(Dataset rows for apps and sites)
********
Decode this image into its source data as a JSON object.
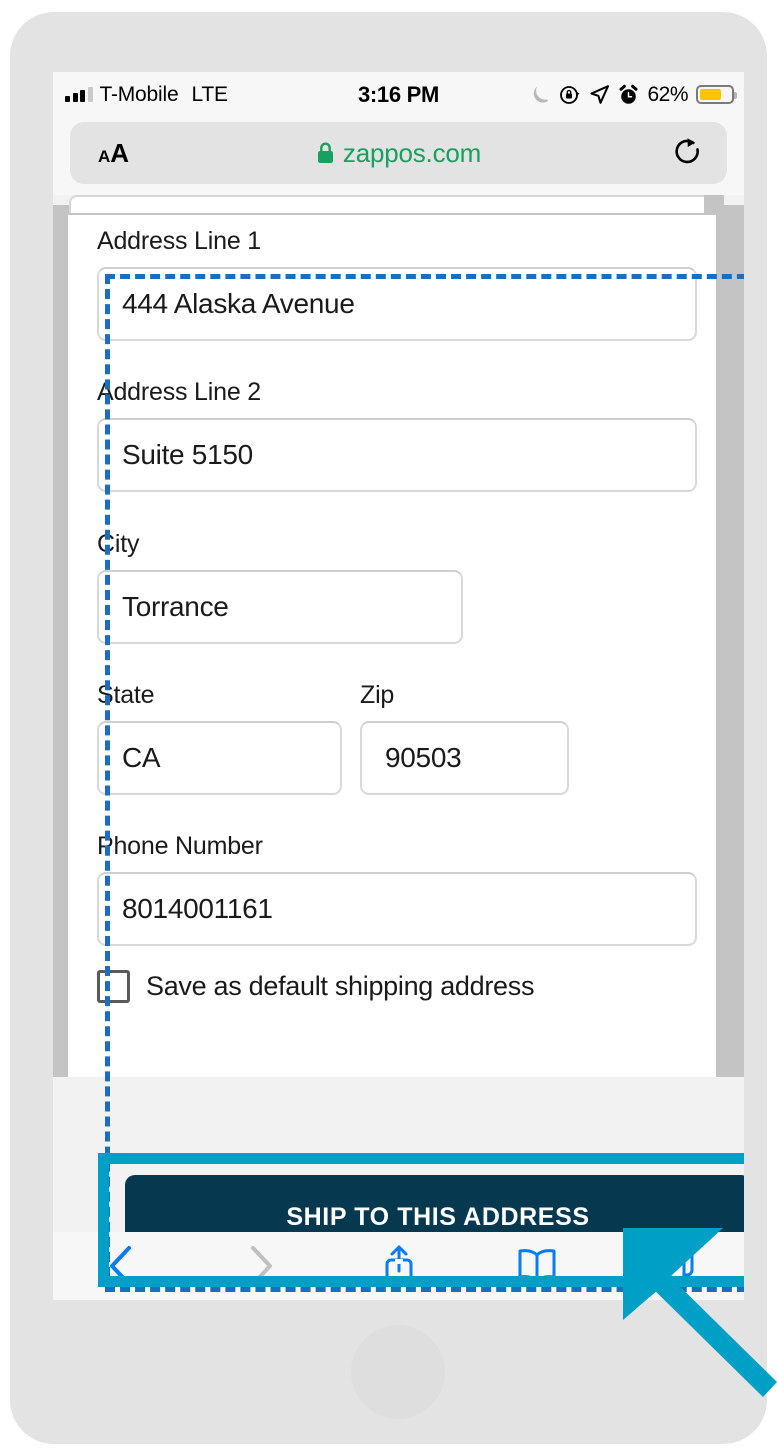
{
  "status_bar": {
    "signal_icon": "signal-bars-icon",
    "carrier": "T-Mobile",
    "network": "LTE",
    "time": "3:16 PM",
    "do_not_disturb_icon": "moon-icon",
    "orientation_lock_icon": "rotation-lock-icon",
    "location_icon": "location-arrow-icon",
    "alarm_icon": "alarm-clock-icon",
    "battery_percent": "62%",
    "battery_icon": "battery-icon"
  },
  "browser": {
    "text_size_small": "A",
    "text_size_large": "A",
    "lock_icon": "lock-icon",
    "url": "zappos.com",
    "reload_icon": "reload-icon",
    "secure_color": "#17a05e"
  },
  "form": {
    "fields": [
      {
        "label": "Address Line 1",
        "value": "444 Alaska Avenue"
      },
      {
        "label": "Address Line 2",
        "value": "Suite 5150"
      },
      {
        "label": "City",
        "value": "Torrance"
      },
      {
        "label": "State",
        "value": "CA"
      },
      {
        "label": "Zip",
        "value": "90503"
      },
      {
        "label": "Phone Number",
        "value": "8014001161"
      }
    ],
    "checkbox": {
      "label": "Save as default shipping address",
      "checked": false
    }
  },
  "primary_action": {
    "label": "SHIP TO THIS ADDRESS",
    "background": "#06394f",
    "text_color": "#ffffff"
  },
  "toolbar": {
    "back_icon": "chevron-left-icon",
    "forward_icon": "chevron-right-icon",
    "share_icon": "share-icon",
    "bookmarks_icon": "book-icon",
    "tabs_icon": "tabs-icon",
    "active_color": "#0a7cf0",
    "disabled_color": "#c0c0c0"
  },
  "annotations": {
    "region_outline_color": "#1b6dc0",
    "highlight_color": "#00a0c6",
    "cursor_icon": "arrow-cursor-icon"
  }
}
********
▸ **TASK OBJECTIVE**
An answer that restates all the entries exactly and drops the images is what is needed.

▸ **RESPONSE FOR THIS EXERCISE**
Decode this image into its source data as a JSON object.
{
  "status_bar": {
    "signal_icon": "signal-bars-icon",
    "carrier": "T-Mobile",
    "network": "LTE",
    "time": "3:16 PM",
    "do_not_disturb_icon": "moon-icon",
    "orientation_lock_icon": "rotation-lock-icon",
    "location_icon": "location-arrow-icon",
    "alarm_icon": "alarm-clock-icon",
    "battery_percent": "62%",
    "battery_icon": "battery-icon"
  },
  "browser": {
    "text_size_small": "A",
    "text_size_large": "A",
    "lock_icon": "lock-icon",
    "url": "zappos.com",
    "reload_icon": "reload-icon",
    "secure_color": "#17a05e"
  },
  "form": {
    "fields": [
      {
        "label": "Address Line 1",
        "value": "444 Alaska Avenue"
      },
      {
        "label": "Address Line 2",
        "value": "Suite 5150"
      },
      {
        "label": "City",
        "value": "Torrance"
      },
      {
        "label": "State",
        "value": "CA"
      },
      {
        "label": "Zip",
        "value": "90503"
      },
      {
        "label": "Phone Number",
        "value": "8014001161"
      }
    ],
    "checkbox": {
      "label": "Save as default shipping address",
      "checked": false
    }
  },
  "primary_action": {
    "label": "SHIP TO THIS ADDRESS",
    "background": "#06394f",
    "text_color": "#ffffff"
  },
  "toolbar": {
    "back_icon": "chevron-left-icon",
    "forward_icon": "chevron-right-icon",
    "share_icon": "share-icon",
    "bookmarks_icon": "book-icon",
    "tabs_icon": "tabs-icon",
    "active_color": "#0a7cf0",
    "disabled_color": "#c0c0c0"
  },
  "annotations": {
    "region_outline_color": "#1b6dc0",
    "highlight_color": "#00a0c6",
    "cursor_icon": "arrow-cursor-icon"
  }
}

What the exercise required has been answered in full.